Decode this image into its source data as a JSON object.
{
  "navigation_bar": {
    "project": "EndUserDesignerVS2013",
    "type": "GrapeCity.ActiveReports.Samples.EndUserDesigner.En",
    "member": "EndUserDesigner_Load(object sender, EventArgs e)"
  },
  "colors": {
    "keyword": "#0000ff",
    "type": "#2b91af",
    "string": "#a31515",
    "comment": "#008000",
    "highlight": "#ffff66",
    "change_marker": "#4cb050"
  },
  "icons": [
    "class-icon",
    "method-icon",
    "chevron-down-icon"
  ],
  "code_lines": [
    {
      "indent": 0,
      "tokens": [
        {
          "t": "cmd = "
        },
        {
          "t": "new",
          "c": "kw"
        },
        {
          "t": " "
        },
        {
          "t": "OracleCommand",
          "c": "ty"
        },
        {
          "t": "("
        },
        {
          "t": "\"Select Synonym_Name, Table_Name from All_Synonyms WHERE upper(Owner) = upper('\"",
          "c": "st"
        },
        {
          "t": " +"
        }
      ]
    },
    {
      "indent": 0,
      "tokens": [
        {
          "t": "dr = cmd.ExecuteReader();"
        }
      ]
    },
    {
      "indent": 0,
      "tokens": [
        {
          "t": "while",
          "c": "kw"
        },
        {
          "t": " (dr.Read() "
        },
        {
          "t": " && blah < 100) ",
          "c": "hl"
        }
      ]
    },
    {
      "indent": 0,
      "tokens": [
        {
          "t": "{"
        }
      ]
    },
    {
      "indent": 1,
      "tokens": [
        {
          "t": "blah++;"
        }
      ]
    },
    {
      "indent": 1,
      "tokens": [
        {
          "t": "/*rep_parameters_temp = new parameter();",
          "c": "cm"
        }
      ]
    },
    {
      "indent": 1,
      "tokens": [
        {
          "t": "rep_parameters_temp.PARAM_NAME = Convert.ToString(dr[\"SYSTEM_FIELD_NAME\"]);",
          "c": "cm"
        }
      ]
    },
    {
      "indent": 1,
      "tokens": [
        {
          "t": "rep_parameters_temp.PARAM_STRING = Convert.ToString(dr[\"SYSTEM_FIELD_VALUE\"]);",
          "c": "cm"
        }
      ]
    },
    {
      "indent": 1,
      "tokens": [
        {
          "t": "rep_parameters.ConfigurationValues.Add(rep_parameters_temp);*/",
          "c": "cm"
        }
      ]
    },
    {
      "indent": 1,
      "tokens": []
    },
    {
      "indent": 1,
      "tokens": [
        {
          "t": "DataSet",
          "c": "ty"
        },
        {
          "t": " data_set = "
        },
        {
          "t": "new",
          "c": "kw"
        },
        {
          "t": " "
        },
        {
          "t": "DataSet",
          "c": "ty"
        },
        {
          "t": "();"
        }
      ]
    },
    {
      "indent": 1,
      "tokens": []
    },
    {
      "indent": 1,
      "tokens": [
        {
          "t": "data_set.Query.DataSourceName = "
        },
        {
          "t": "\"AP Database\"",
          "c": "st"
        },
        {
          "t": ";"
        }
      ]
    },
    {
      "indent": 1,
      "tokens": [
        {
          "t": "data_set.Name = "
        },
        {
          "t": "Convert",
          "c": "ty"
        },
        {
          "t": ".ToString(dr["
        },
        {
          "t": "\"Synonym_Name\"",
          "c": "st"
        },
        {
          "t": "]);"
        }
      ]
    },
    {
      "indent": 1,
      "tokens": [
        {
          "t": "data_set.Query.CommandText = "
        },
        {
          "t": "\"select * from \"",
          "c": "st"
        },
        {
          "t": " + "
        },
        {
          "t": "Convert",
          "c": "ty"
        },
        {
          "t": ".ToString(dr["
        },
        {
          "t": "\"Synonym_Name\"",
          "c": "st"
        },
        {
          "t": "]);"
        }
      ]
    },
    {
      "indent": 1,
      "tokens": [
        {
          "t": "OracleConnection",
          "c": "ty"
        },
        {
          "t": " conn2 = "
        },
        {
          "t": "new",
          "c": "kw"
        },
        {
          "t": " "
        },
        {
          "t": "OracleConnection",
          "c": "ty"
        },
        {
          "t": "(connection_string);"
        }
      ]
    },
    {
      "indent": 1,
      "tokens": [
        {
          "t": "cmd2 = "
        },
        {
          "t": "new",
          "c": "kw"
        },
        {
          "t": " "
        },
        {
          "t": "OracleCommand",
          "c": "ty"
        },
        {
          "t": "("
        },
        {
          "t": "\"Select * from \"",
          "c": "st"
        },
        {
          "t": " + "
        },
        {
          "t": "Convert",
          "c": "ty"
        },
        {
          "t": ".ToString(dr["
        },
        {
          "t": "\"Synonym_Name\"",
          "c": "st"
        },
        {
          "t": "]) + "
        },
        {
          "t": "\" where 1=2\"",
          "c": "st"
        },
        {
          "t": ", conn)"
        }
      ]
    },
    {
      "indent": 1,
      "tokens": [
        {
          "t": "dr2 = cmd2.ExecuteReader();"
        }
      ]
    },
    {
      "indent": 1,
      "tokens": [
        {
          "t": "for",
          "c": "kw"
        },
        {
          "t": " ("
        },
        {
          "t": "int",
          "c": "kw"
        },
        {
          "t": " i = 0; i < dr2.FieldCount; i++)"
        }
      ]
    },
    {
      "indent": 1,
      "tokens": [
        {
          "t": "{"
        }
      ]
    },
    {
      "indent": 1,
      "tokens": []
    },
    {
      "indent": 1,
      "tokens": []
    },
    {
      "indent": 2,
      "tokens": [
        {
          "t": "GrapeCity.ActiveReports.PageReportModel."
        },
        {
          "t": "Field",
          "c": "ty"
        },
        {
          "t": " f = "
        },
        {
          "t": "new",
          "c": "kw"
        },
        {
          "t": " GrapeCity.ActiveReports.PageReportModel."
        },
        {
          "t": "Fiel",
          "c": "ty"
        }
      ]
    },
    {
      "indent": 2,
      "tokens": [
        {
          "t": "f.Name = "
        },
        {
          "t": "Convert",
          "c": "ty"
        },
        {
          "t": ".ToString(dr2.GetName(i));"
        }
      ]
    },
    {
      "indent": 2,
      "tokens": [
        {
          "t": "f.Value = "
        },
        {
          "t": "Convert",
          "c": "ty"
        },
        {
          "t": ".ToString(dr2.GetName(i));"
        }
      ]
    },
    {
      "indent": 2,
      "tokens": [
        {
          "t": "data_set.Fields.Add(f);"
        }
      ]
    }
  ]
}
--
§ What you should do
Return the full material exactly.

§ Result for this task
Decode this image into its source data as a JSON object.
{
  "navigation_bar": {
    "project": "EndUserDesignerVS2013",
    "type": "GrapeCity.ActiveReports.Samples.EndUserDesigner.En",
    "member": "EndUserDesigner_Load(object sender, EventArgs e)"
  },
  "colors": {
    "keyword": "#0000ff",
    "type": "#2b91af",
    "string": "#a31515",
    "comment": "#008000",
    "highlight": "#ffff66",
    "change_marker": "#4cb050"
  },
  "icons": [
    "class-icon",
    "method-icon",
    "chevron-down-icon"
  ],
  "code_lines": [
    {
      "indent": 0,
      "tokens": [
        {
          "t": "cmd = "
        },
        {
          "t": "new",
          "c": "kw"
        },
        {
          "t": " "
        },
        {
          "t": "OracleCommand",
          "c": "ty"
        },
        {
          "t": "("
        },
        {
          "t": "\"Select Synonym_Name, Table_Name from All_Synonyms WHERE upper(Owner) = upper('\"",
          "c": "st"
        },
        {
          "t": " +"
        }
      ]
    },
    {
      "indent": 0,
      "tokens": [
        {
          "t": "dr = cmd.ExecuteReader();"
        }
      ]
    },
    {
      "indent": 0,
      "tokens": [
        {
          "t": "while",
          "c": "kw"
        },
        {
          "t": " (dr.Read() "
        },
        {
          "t": " && blah < 100) ",
          "c": "hl"
        }
      ]
    },
    {
      "indent": 0,
      "tokens": [
        {
          "t": "{"
        }
      ]
    },
    {
      "indent": 1,
      "tokens": [
        {
          "t": "blah++;"
        }
      ]
    },
    {
      "indent": 1,
      "tokens": [
        {
          "t": "/*rep_parameters_temp = new parameter();",
          "c": "cm"
        }
      ]
    },
    {
      "indent": 1,
      "tokens": [
        {
          "t": "rep_parameters_temp.PARAM_NAME = Convert.ToString(dr[\"SYSTEM_FIELD_NAME\"]);",
          "c": "cm"
        }
      ]
    },
    {
      "indent": 1,
      "tokens": [
        {
          "t": "rep_parameters_temp.PARAM_STRING = Convert.ToString(dr[\"SYSTEM_FIELD_VALUE\"]);",
          "c": "cm"
        }
      ]
    },
    {
      "indent": 1,
      "tokens": [
        {
          "t": "rep_parameters.ConfigurationValues.Add(rep_parameters_temp);*/",
          "c": "cm"
        }
      ]
    },
    {
      "indent": 1,
      "tokens": []
    },
    {
      "indent": 1,
      "tokens": [
        {
          "t": "DataSet",
          "c": "ty"
        },
        {
          "t": " data_set = "
        },
        {
          "t": "new",
          "c": "kw"
        },
        {
          "t": " "
        },
        {
          "t": "DataSet",
          "c": "ty"
        },
        {
          "t": "();"
        }
      ]
    },
    {
      "indent": 1,
      "tokens": []
    },
    {
      "indent": 1,
      "tokens": [
        {
          "t": "data_set.Query.DataSourceName = "
        },
        {
          "t": "\"AP Database\"",
          "c": "st"
        },
        {
          "t": ";"
        }
      ]
    },
    {
      "indent": 1,
      "tokens": [
        {
          "t": "data_set.Name = "
        },
        {
          "t": "Convert",
          "c": "ty"
        },
        {
          "t": ".ToString(dr["
        },
        {
          "t": "\"Synonym_Name\"",
          "c": "st"
        },
        {
          "t": "]);"
        }
      ]
    },
    {
      "indent": 1,
      "tokens": [
        {
          "t": "data_set.Query.CommandText = "
        },
        {
          "t": "\"select * from \"",
          "c": "st"
        },
        {
          "t": " + "
        },
        {
          "t": "Convert",
          "c": "ty"
        },
        {
          "t": ".ToString(dr["
        },
        {
          "t": "\"Synonym_Name\"",
          "c": "st"
        },
        {
          "t": "]);"
        }
      ]
    },
    {
      "indent": 1,
      "tokens": [
        {
          "t": "OracleConnection",
          "c": "ty"
        },
        {
          "t": " conn2 = "
        },
        {
          "t": "new",
          "c": "kw"
        },
        {
          "t": " "
        },
        {
          "t": "OracleConnection",
          "c": "ty"
        },
        {
          "t": "(connection_string);"
        }
      ]
    },
    {
      "indent": 1,
      "tokens": [
        {
          "t": "cmd2 = "
        },
        {
          "t": "new",
          "c": "kw"
        },
        {
          "t": " "
        },
        {
          "t": "OracleCommand",
          "c": "ty"
        },
        {
          "t": "("
        },
        {
          "t": "\"Select * from \"",
          "c": "st"
        },
        {
          "t": " + "
        },
        {
          "t": "Convert",
          "c": "ty"
        },
        {
          "t": ".ToString(dr["
        },
        {
          "t": "\"Synonym_Name\"",
          "c": "st"
        },
        {
          "t": "]) + "
        },
        {
          "t": "\" where 1=2\"",
          "c": "st"
        },
        {
          "t": ", conn)"
        }
      ]
    },
    {
      "indent": 1,
      "tokens": [
        {
          "t": "dr2 = cmd2.ExecuteReader();"
        }
      ]
    },
    {
      "indent": 1,
      "tokens": [
        {
          "t": "for",
          "c": "kw"
        },
        {
          "t": " ("
        },
        {
          "t": "int",
          "c": "kw"
        },
        {
          "t": " i = 0; i < dr2.FieldCount; i++)"
        }
      ]
    },
    {
      "indent": 1,
      "tokens": [
        {
          "t": "{"
        }
      ]
    },
    {
      "indent": 1,
      "tokens": []
    },
    {
      "indent": 1,
      "tokens": []
    },
    {
      "indent": 2,
      "tokens": [
        {
          "t": "GrapeCity.ActiveReports.PageReportModel."
        },
        {
          "t": "Field",
          "c": "ty"
        },
        {
          "t": " f = "
        },
        {
          "t": "new",
          "c": "kw"
        },
        {
          "t": " GrapeCity.ActiveReports.PageReportModel."
        },
        {
          "t": "Fiel",
          "c": "ty"
        }
      ]
    },
    {
      "indent": 2,
      "tokens": [
        {
          "t": "f.Name = "
        },
        {
          "t": "Convert",
          "c": "ty"
        },
        {
          "t": ".ToString(dr2.GetName(i));"
        }
      ]
    },
    {
      "indent": 2,
      "tokens": [
        {
          "t": "f.Value = "
        },
        {
          "t": "Convert",
          "c": "ty"
        },
        {
          "t": ".ToString(dr2.GetName(i));"
        }
      ]
    },
    {
      "indent": 2,
      "tokens": [
        {
          "t": "data_set.Fields.Add(f);"
        }
      ]
    }
  ]
}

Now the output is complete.